In an interview with Catherine Strode, Christiano reflects on this legislative progress and offers his vision moving forward. Part of that vision includes a statewide listening tour he will kick off this June.
What are your reflections on the past seven months?
“A tremendous foundation has been built over the last 10 years. I am fortunate to come into an organization that is widely known and respected at the Capitol for our bipartisan work on behalf of those with developmental or intellectual disabilities (IDD). This is difficult, complex work. It takes whole communities to rally together. I saw that in this Session. We have tremendous Chapters throughout the state. These Chapters are comprised of parents, of siblings, and of people with IDD. Their voice is amazing. The job of the Arc of Colorado is to help folks find voice in legislation. It is a privilege and an honor to be able to do that.”
What are your reflections on the Session?
“We had tremendous wins in this Session. All five of our prioritized bills went on to the Governor. That is an amazing accomplishment. We had a priority in ensuring that people with intellectual or developmental disabilities (IDD) have clear paths to employment. We worked with our partners at the Department of Health Care Policy and Financing (HCPF), the Disabilities Council, the Arc of Larimer County and countless others to ensure that people understand best practices under discovery and intake. Employment is talked about first as an option. Meanwhile, employment is talked about first as an option. People with IDD in the state now have landlord tenant rights. Previously, they were excluded from statute. We were able to increase Direct Service Providers’ wages 6.5 per cent. We whittled down the waiting list for the Comprehensive Waiver. That waiting list is close to three thousand. We were able to get three hundred new slots, or about 10 per cent. We were able to reauthorize the Child Mental Health Treatment Act and make that permanent. Finally, we were able to move the Children’s Habilitation Residential Program Waiver (CHIRP) over to HCPF from the Department of Human Services. In the process, we got rid of the requirement that parents give up their custodial rights if their child has mental health needs and requires residential treatment.
With some of those bill sponsors leaving the legislature, are you concerned about how those voids will be filled?
“Fundamentally I believe policy issues around individuals with intellectual or developmental disabilities are bipartisan. I believe our legislators are looking out for those in the community that have the most need. The Arc of Colorado and our 14 Chapters have a lot of practice in terms of grooming legislators to understand the complex issues that make up of the world of IDD. Our job is two-fold, one is about education and the other is to work with our elected officials so the voices of people with IDD and their parents and siblings are heard.”
What issues will continue to be important in the 2019 Session?
“We will always have our eye on reducing the waitlist so people get the right services at the right time. We will be looking at the settings rule and how that is implemented in Colorado.
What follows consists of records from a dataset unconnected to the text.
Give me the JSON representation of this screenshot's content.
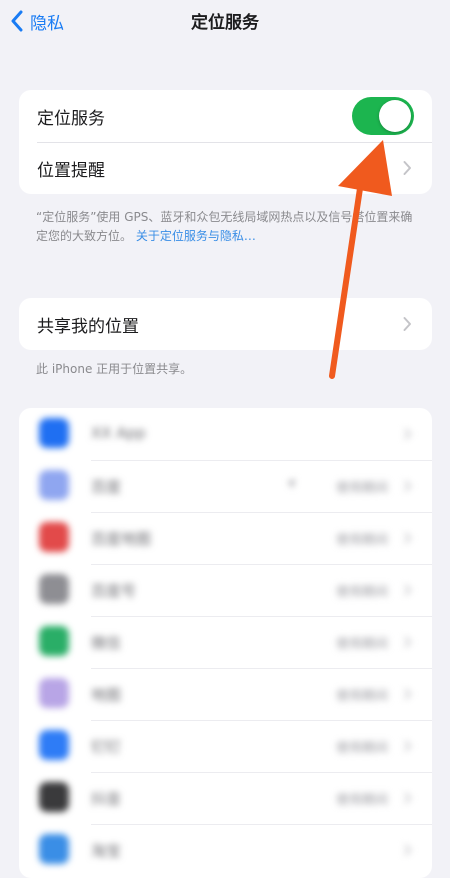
{
  "nav": {
    "back_label": "隐私",
    "title": "定位服务"
  },
  "main_card": {
    "location_services_label": "定位服务",
    "location_services_on": true,
    "location_alerts_label": "位置提醒"
  },
  "footer_note": {
    "text": "“定位服务”使用 GPS、蓝牙和众包无线局域网热点以及信号塔位置来确定您的大致方位。",
    "link": "关于定位服务与隐私…"
  },
  "share_card": {
    "share_label": "共享我的位置"
  },
  "share_note": "此 iPhone 正用于位置共享。",
  "apps": [
    {
      "name": "XX App",
      "status": "",
      "icon_color": "#1f6ff2"
    },
    {
      "name": "百度",
      "status": "使用期间",
      "icon_color": "#8fa6f0",
      "location_arrow": true
    },
    {
      "name": "百度地图",
      "status": "使用期间",
      "icon_color": "#e24a4a"
    },
    {
      "name": "百度号",
      "status": "使用期间",
      "icon_color": "#8e8e93"
    },
    {
      "name": "微信",
      "status": "使用期间",
      "icon_color": "#2aae67"
    },
    {
      "name": "地图",
      "status": "使用期间",
      "icon_color": "#b8a5e6"
    },
    {
      "name": "钉钉",
      "status": "使用期间",
      "icon_color": "#2e7cf6"
    },
    {
      "name": "抖音",
      "status": "使用期间",
      "icon_color": "#3a3a3c"
    },
    {
      "name": "淘宝",
      "status": "",
      "icon_color": "#3a8ee6"
    }
  ],
  "colors": {
    "accent": "#1a7cf4",
    "toggle_on": "#1cb54f",
    "annotation_arrow": "#f05a1e"
  }
}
The Arc of Colorado’s work is not done. We will be working with our partners to ensure all of the rules and the promulgation of those rules are informed by the collective experience of the 14 Chapters across the state.
What is your vision for policy issues in the coming year?
“I am looking forward to a statewide listening tour this summer to identify the issues that are at the top of mind for local Chapters. The listening tour will begin in June and go through August. It is a road show to: the Arc Chapters, legislators’ offices in their home turf, partners such as HCPF and the Department of Human Services. We want to understand what their priorities are and how we can all work together in identifying the issues that will have most promise in the 2019 session.”
What is your vision for the future of the Arc of Colorado?
“I think we are unique in lots of different ways. We are part of a national movement, a movement that mirrors what we have organically created in Colorado. Parents, families, people with intellectual or developmental disabilities, and siblings have a strong voice. That voice is echoed throughout every state. We are part of a chorus. What happens at the federal level has implications at the state level. The Arc of Colorado will always have one leg in the federal world and one in the local sphere statewide. We have Chapters working at the municipal and county levels and the way all of those things roll up together is powerful in social justice movements. It is a tremendous asset. I hope the Arc of Colorado can be a depository for social justice and the stories that come from that.”
Catherine Strode is Advocacy Denver’s Communications and Policy Specialist. She holds a Masters degree in Public Administration with an emphasis in Health Care Policy. Catherine publishes Policy Perspective, featuring interviews with state policy makers on issues that affect the work and mission of Advocacy Denver.